Action item - Copy each record exactly and skip its pictures.

──────── Extracted data ────────

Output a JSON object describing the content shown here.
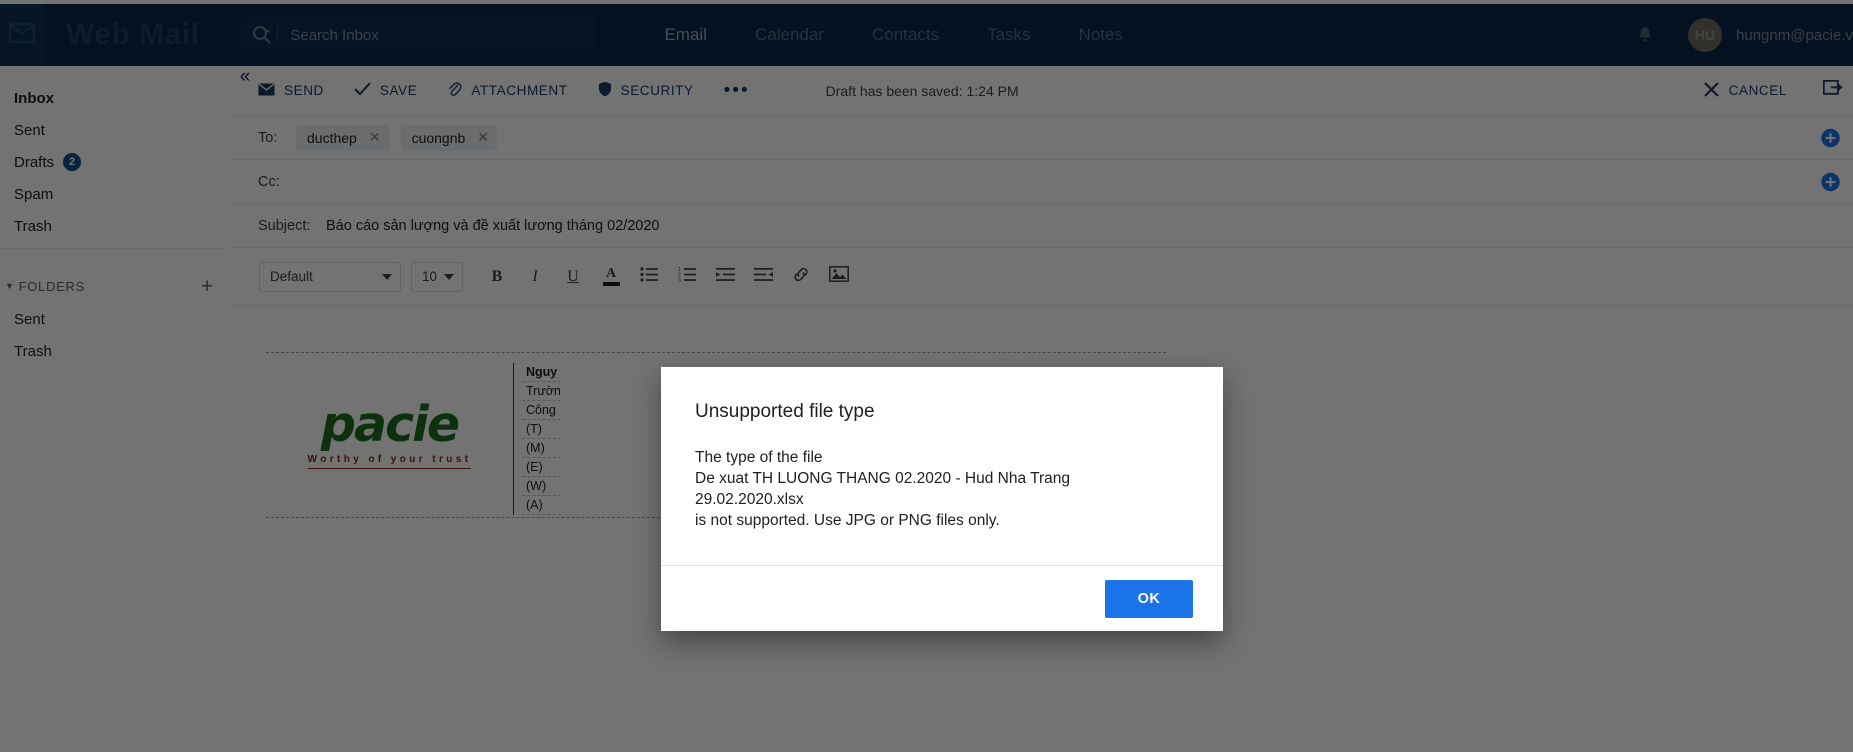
{
  "topnav": {
    "brand": "Web Mail",
    "mail_icon": "envelope-icon",
    "search": {
      "placeholder": "Search Inbox",
      "value": "",
      "icon": "search-icon"
    },
    "tabs": [
      {
        "label": "Email",
        "active": true
      },
      {
        "label": "Calendar",
        "active": false
      },
      {
        "label": "Contacts",
        "active": false
      },
      {
        "label": "Tasks",
        "active": false
      },
      {
        "label": "Notes",
        "active": false
      }
    ],
    "notification_icon": "bell-icon",
    "avatar_initials": "HU",
    "user_email": "hungnm@pacie.v"
  },
  "sidebar": {
    "items": [
      {
        "label": "Inbox",
        "selected": true,
        "badge": ""
      },
      {
        "label": "Sent",
        "selected": false,
        "badge": ""
      },
      {
        "label": "Drafts",
        "selected": false,
        "badge": "2"
      },
      {
        "label": "Spam",
        "selected": false,
        "badge": ""
      },
      {
        "label": "Trash",
        "selected": false,
        "badge": ""
      }
    ],
    "folders_header": "FOLDERS",
    "folders_add_icon": "plus-icon",
    "folders": [
      {
        "label": "Sent"
      },
      {
        "label": "Trash"
      }
    ]
  },
  "compose": {
    "collapse_icon": "double-chevron-left-icon",
    "toolbar": {
      "send_label": "SEND",
      "save_label": "SAVE",
      "attachment_label": "ATTACHMENT",
      "security_label": "SECURITY",
      "more_label": "•••",
      "draft_status": "Draft has been saved: 1:24 PM",
      "cancel_label": "CANCEL",
      "popout_icon": "popout-icon"
    },
    "to": {
      "label": "To:",
      "chips": [
        "ducthep",
        "cuongnb"
      ],
      "add_icon": "add-recipient-icon"
    },
    "cc": {
      "label": "Cc:",
      "value": "",
      "add_icon": "add-recipient-icon"
    },
    "subject": {
      "label": "Subject:",
      "value": "Báo cáo sản lượng và đề xuất lương tháng 02/2020"
    },
    "format_toolbar": {
      "font_family": "Default",
      "font_size": "10",
      "bold": "B",
      "italic": "I",
      "underline": "U",
      "text_color": "A",
      "buttons": [
        "bold-icon",
        "italic-icon",
        "underline-icon",
        "text-color-icon",
        "bulleted-list-icon",
        "numbered-list-icon",
        "indent-icon",
        "outdent-icon",
        "link-icon",
        "image-icon"
      ]
    },
    "signature": {
      "logo_word": "pacie",
      "logo_tagline": "Worthy of your trust",
      "rows": [
        {
          "text": "Nguy",
          "bold": true
        },
        {
          "text": "Trườn",
          "bold": false
        },
        {
          "text": "Công",
          "bold": false
        },
        {
          "text": "(T)",
          "bold": false
        },
        {
          "text": "(M)",
          "bold": false
        },
        {
          "text": "(E)",
          "bold": false
        },
        {
          "text": "(W)",
          "bold": false
        },
        {
          "text": "(A)",
          "bold": false
        }
      ]
    }
  },
  "dialog": {
    "title": "Unsupported file type",
    "line1": "The type of the file",
    "line2": "De xuat TH LUONG THANG 02.2020 - Hud Nha Trang",
    "line3": "29.02.2020.xlsx",
    "line4": "is not supported. Use JPG or PNG files only.",
    "ok_label": "OK"
  },
  "colors": {
    "navbar": "#0b2647",
    "accent_blue": "#1a73e8",
    "badge_blue": "#10508f",
    "logo_green": "#1d6b1d",
    "logo_red": "#7a2b1e"
  }
}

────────

Reply to the task -
Output a JSON object describing the content shown here.
{
  "topnav": {
    "brand": "Web Mail",
    "mail_icon": "envelope-icon",
    "search": {
      "placeholder": "Search Inbox",
      "value": "",
      "icon": "search-icon"
    },
    "tabs": [
      {
        "label": "Email",
        "active": true
      },
      {
        "label": "Calendar",
        "active": false
      },
      {
        "label": "Contacts",
        "active": false
      },
      {
        "label": "Tasks",
        "active": false
      },
      {
        "label": "Notes",
        "active": false
      }
    ],
    "notification_icon": "bell-icon",
    "avatar_initials": "HU",
    "user_email": "hungnm@pacie.v"
  },
  "sidebar": {
    "items": [
      {
        "label": "Inbox",
        "selected": true,
        "badge": ""
      },
      {
        "label": "Sent",
        "selected": false,
        "badge": ""
      },
      {
        "label": "Drafts",
        "selected": false,
        "badge": "2"
      },
      {
        "label": "Spam",
        "selected": false,
        "badge": ""
      },
      {
        "label": "Trash",
        "selected": false,
        "badge": ""
      }
    ],
    "folders_header": "FOLDERS",
    "folders_add_icon": "plus-icon",
    "folders": [
      {
        "label": "Sent"
      },
      {
        "label": "Trash"
      }
    ]
  },
  "compose": {
    "collapse_icon": "double-chevron-left-icon",
    "toolbar": {
      "send_label": "SEND",
      "save_label": "SAVE",
      "attachment_label": "ATTACHMENT",
      "security_label": "SECURITY",
      "more_label": "•••",
      "draft_status": "Draft has been saved: 1:24 PM",
      "cancel_label": "CANCEL",
      "popout_icon": "popout-icon"
    },
    "to": {
      "label": "To:",
      "chips": [
        "ducthep",
        "cuongnb"
      ],
      "add_icon": "add-recipient-icon"
    },
    "cc": {
      "label": "Cc:",
      "value": "",
      "add_icon": "add-recipient-icon"
    },
    "subject": {
      "label": "Subject:",
      "value": "Báo cáo sản lượng và đề xuất lương tháng 02/2020"
    },
    "format_toolbar": {
      "font_family": "Default",
      "font_size": "10",
      "bold": "B",
      "italic": "I",
      "underline": "U",
      "text_color": "A",
      "buttons": [
        "bold-icon",
        "italic-icon",
        "underline-icon",
        "text-color-icon",
        "bulleted-list-icon",
        "numbered-list-icon",
        "indent-icon",
        "outdent-icon",
        "link-icon",
        "image-icon"
      ]
    },
    "signature": {
      "logo_word": "pacie",
      "logo_tagline": "Worthy of your trust",
      "rows": [
        {
          "text": "Nguy",
          "bold": true
        },
        {
          "text": "Trườn",
          "bold": false
        },
        {
          "text": "Công",
          "bold": false
        },
        {
          "text": "(T)",
          "bold": false
        },
        {
          "text": "(M)",
          "bold": false
        },
        {
          "text": "(E)",
          "bold": false
        },
        {
          "text": "(W)",
          "bold": false
        },
        {
          "text": "(A)",
          "bold": false
        }
      ]
    }
  },
  "dialog": {
    "title": "Unsupported file type",
    "line1": "The type of the file",
    "line2": "De xuat TH LUONG THANG 02.2020 - Hud Nha Trang",
    "line3": "29.02.2020.xlsx",
    "line4": "is not supported. Use JPG or PNG files only.",
    "ok_label": "OK"
  },
  "colors": {
    "navbar": "#0b2647",
    "accent_blue": "#1a73e8",
    "badge_blue": "#10508f",
    "logo_green": "#1d6b1d",
    "logo_red": "#7a2b1e"
  }
}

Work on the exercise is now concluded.